    -You marry the girl, you marry her family.
    -Be like a duck. Remain calm on the surface and paddle like crazy underneath.
    -Experience the serenity of travelling alone.
    -Never be afraid to ask out the best looking girl in the room.
    -Try writing your own eulogy. Never stop revising.
    -Thank a veteran.
    -After writing an angry email, read it carefully. Then delete it.
    -Ask your mom to play. She won’t let you win.
    -Give credit. Take the blame.
    -Stand up to Bullies. Protect those bullied.
    -Write down your dreams.
    -Always protect your siblings (and teammates).
    -Be confident and humble at the same time.
    -Call and visit your parents often. They miss you

  7. Oh! Tony how could you miss an opportunity to end with – ‘I’d bet on it!

    Sometimes some of these holier than thou merchants need a little poke of fun. It really brings out the venom in them.
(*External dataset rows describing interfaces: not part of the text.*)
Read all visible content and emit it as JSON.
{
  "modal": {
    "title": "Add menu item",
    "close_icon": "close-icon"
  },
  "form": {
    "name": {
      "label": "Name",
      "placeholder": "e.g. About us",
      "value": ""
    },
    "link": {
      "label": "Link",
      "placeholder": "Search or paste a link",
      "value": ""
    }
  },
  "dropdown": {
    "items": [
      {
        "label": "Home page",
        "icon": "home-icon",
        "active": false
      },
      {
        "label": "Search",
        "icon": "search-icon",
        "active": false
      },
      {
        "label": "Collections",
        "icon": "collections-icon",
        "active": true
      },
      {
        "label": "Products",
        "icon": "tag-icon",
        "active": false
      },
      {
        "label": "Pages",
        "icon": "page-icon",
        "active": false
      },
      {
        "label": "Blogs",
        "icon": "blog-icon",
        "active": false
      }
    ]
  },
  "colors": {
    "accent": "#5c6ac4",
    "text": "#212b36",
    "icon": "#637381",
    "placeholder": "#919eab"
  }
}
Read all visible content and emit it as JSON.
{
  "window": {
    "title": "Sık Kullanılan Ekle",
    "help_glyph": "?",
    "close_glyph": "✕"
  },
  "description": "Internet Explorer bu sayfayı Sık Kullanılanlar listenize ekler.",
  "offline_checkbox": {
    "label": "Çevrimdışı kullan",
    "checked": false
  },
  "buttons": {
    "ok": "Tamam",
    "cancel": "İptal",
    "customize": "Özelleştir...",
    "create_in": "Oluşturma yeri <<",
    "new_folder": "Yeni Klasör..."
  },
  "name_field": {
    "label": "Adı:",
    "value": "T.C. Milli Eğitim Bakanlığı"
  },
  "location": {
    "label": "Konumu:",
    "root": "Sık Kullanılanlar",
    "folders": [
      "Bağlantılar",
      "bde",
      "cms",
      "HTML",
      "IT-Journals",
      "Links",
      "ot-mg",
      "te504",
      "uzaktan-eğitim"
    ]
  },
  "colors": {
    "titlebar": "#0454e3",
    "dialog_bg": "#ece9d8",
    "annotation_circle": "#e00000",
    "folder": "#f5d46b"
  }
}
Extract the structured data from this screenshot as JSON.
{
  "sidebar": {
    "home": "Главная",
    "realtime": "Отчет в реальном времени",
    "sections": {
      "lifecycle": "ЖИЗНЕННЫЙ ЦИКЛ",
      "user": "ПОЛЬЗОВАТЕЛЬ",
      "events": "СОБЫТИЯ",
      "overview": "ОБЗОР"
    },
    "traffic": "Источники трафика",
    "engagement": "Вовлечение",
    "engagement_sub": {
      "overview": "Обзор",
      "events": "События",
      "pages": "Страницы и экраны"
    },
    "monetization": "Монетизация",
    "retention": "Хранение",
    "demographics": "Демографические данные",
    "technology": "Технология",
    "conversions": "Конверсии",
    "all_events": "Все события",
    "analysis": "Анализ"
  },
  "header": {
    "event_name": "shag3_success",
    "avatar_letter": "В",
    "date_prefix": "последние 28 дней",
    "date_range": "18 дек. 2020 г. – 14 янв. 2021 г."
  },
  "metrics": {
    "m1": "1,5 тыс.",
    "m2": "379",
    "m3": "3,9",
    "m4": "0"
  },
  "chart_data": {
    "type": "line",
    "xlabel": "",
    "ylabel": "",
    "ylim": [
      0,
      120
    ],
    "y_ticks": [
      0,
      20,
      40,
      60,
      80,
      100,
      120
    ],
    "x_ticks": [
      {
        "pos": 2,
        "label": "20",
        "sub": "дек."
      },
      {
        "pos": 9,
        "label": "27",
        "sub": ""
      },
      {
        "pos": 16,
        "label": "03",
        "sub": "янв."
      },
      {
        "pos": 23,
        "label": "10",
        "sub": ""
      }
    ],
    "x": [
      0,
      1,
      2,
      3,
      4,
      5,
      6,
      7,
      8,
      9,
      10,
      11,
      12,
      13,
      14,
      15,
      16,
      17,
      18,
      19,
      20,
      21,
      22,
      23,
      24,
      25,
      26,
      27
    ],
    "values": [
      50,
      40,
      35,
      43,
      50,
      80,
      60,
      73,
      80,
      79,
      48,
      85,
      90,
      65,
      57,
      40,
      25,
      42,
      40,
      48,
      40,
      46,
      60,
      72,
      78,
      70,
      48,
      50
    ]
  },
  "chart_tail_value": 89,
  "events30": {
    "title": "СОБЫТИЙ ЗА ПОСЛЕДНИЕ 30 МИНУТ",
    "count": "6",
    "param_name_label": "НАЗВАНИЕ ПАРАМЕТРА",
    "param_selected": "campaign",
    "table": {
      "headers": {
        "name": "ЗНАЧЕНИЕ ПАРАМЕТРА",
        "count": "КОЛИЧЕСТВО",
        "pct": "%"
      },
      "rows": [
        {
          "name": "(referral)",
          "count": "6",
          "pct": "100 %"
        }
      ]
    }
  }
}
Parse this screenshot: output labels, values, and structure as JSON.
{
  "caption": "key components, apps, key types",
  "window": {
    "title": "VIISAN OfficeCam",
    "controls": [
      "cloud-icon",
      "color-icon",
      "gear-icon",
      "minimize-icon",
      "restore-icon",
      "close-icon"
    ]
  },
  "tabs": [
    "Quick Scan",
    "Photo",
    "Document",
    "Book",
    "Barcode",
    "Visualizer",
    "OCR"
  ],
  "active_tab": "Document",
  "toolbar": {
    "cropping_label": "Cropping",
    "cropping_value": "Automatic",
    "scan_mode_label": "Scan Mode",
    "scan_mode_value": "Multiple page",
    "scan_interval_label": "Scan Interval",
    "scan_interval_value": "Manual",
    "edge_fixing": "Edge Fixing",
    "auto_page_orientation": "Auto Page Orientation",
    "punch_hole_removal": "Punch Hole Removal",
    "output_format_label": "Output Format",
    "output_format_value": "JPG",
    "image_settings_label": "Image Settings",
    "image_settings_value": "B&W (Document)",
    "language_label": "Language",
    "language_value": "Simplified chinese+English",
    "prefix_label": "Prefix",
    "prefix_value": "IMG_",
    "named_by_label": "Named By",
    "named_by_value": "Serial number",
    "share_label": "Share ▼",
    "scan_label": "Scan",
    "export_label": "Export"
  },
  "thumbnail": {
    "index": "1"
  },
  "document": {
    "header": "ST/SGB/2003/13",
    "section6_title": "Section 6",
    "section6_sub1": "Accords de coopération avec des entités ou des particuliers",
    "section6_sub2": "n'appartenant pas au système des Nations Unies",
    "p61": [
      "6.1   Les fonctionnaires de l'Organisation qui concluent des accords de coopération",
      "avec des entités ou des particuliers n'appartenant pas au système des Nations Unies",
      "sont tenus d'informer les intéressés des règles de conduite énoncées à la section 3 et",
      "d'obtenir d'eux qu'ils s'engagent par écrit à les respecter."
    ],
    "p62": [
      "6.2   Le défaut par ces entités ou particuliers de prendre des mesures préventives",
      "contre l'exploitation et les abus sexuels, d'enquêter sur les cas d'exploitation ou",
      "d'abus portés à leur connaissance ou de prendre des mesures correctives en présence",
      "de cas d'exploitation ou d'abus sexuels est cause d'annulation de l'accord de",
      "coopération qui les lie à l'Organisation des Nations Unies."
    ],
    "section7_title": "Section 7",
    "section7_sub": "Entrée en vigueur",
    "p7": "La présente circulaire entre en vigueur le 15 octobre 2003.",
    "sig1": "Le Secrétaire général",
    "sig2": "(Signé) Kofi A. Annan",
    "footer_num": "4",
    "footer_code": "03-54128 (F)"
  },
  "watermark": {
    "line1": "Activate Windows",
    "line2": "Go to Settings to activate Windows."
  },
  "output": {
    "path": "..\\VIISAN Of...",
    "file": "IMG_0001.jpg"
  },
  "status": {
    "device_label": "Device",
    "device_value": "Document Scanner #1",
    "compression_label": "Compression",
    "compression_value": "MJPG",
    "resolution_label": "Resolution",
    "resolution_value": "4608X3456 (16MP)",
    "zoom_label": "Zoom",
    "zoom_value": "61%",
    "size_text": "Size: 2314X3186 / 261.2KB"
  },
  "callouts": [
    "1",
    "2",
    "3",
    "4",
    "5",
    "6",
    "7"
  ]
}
  8. @Tony, are you suggesting since the FA made a failed bid to host the world cup, the association should be scrapped? Really? Lol. I wonder how many FAs would be left if you had anything to do with it. Anyways kudos to July Brown, maybe you would take a leaf from her book and Consider taking positive action about your myriad of complaints. Though you seem to be more comfortable criticizing those who do like the #wecaredoyou movement

Leave a Reply

Your email address will not be published. Required fields are marked *